The decision by AT&T Wireless to start offering GSM and GPRS service was widely seen as a major boost to the technology and will likely help GSM win a higher proportion of the digital market.

There are about 4.1 million wireless Web users in the United States, according to industry publication Wireless Week. That compares with 7 million in Europe and more than 40 million in Asia, according to US market researcher eTForecasts and our own research.

By next year there should be some 18 million users and by 2005 the figure should grow to 83 million users, according to estimates from eTForecasts.

While the wireless industry is predicting that there will be more wireless Internet users than fixed Internet users worldwide within the next couple of years, eTForecasts predicts that the United States will be the exception. By 2005, there will be 131 million fixed Internet users, 57.8 percent more than wireless Internet users, eTForecasts says.

Those results are caused by several factors, including the fact that fixed Internet is cheaper than in Europe and that mobile telephony, with 39 percent penetration rate, is still not as pervasive as in Europe, where many nations boast 70 percent penetration rates.

And, until harmonization technology is in place, the wireless Internet market in the United States will face the challenges of rivaling and inter-operable technologies creating problems.

“The wireless uptake in the US market [including] coverage is more difficult to achieve. Wireless [telecommunications] would probably be more pervasive if the different technologies could talk to each other. All that does make wireless a little more inhibitive,” says Knox Berkin, a senior analyst with the Yankee Group.

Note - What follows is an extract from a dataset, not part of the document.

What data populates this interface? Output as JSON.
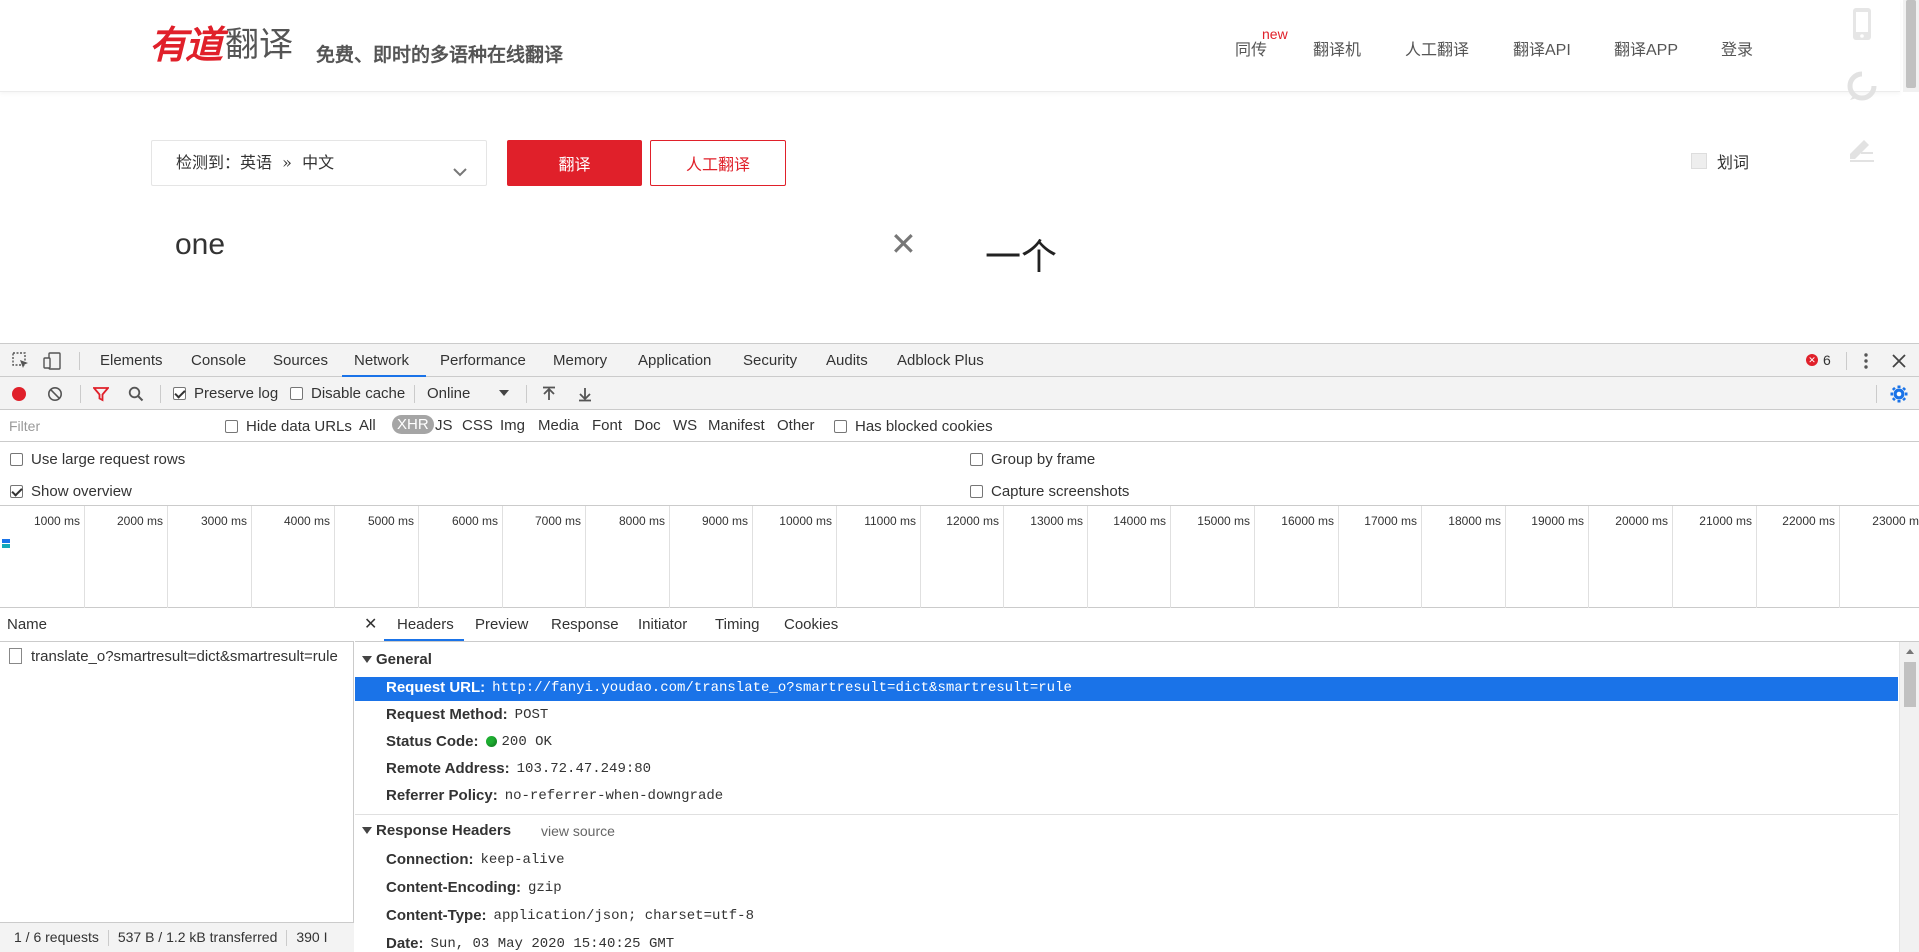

Joachim Bamrud is an award-winning journalist with 17 years experience as a writer and editor in the United States, Europe and Latin America. Bamrud has worked for various print, broadcast and online media, including Latin Trade, Reuters and UPI. He can be reached at jbamrud@hotmail.com.